When over-the-counter cough syrups and pills aren’t cutting it, some may turn toward nasal sprays to get rid of that pesky congestion. The Washington Post explains nasal sprays work by shrinking the swollen blood vessels in the nose, which helps you breathe more easily during times of illness. These are known to bring faster relief than oral decongestants, which is why they’re common for alleviating cold symmptos. It’s vital to not overdo it with these, however. Using them too often can actually leave you feeling worse than if you’d never used them at all.
In the story, Beverly Schaefer, a pharmacist in Seattle, says continually using the sprays and then suddenly stopping causes the blood vessels to swell back up. If you find your cold isn’t getting any better after a week or two, consult your doctor before overdoing it with the medications.
Also, skip the antibiotics
Before you head to the doctor’s office hoping for a script for antibiotics, know you’ll leave empty-handed.
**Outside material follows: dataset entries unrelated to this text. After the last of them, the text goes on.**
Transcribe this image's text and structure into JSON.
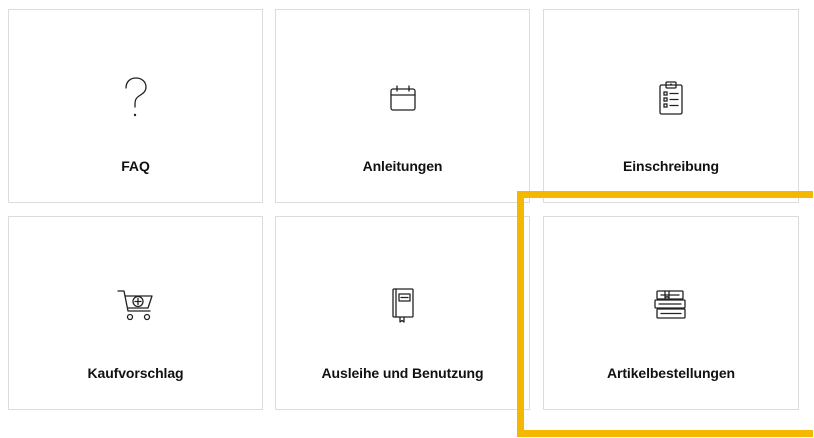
{
  "tiles": [
    {
      "label": "FAQ",
      "icon": "question-mark-icon"
    },
    {
      "label": "Anleitungen",
      "icon": "calendar-icon"
    },
    {
      "label": "Einschreibung",
      "icon": "clipboard-checklist-icon"
    },
    {
      "label": "Kaufvorschlag",
      "icon": "shopping-cart-plus-icon"
    },
    {
      "label": "Ausleihe und Benutzung",
      "icon": "book-icon"
    },
    {
      "label": "Artikelbestellungen",
      "icon": "book-stack-icon"
    }
  ],
  "colors": {
    "highlight": "#f5b800",
    "tile_border": "#dcdcdc",
    "text": "#111111",
    "icon": "#222222"
  }
}
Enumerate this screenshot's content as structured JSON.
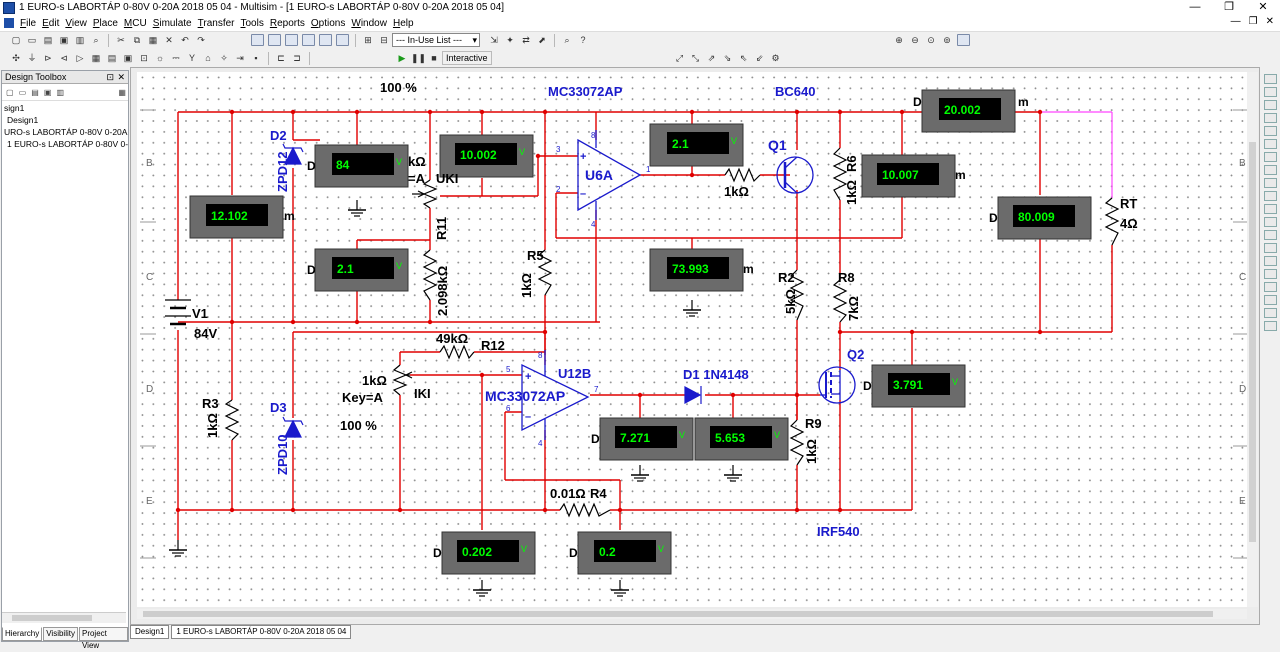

And, if your friend at work offers to give you a pill or two, just say no. The Centers for Disease Control and Prevention reminds us more than 200 viruses cause the common cold, and antibiotics do not work against viruses. Pain relievers, fever reducers, and decongestants are generally the way to go. If symptoms persist beyond 10 days with no signs of getting better, then seeing your doctor is justified.
7. Sleeping with a humidifier
You probably had one as a kid and you may still use one now, but humidifiers actually don’t do much for the common cold. According to NPR’s Nancy Shute, the humidifier may be doing more harm than good. Some newer ultrasonic humidifiers can have toxic metals, mold, or bacteria in them, which disperseinto the air, making your sickness even worse.
Even if you’re religiously cleaning your humidifier, you need to make sure you’re using bleach, vinegar, and distilled water to thoroughly clean every crevice. In addition, excess humidity can actually encourage mold growth in your household, which isn’t doing your lungs or nose any favors. We suggest turning off the humidifier and propping your head up with a pillow before you go to sleep instead.
What’s the best way to get over your cold? Avoidt getting one in the first place, of course. Washing your hands for a full 20 seconds using antibacterial soap is one of the easiest ways to protect yourself, and do your best to keep distance from friends and family members who are coming down with something. Additionally, if you’re hitting the gym a few times a week in the winter, spray down your machine both before and after using to avoid germs.
It’s also important to give your immune system a boost with the foods you eat. Douglas Kalman, R.D., tells Health getting enough protein is super important for immunity, so add fish, eggs, yogurt, and lean meats to your diet. Adding more zinc to your plate may also prove beneficial — Marc Leavey, M.D., takes lozenges that contain zinc when he’s starting to come down with an illness.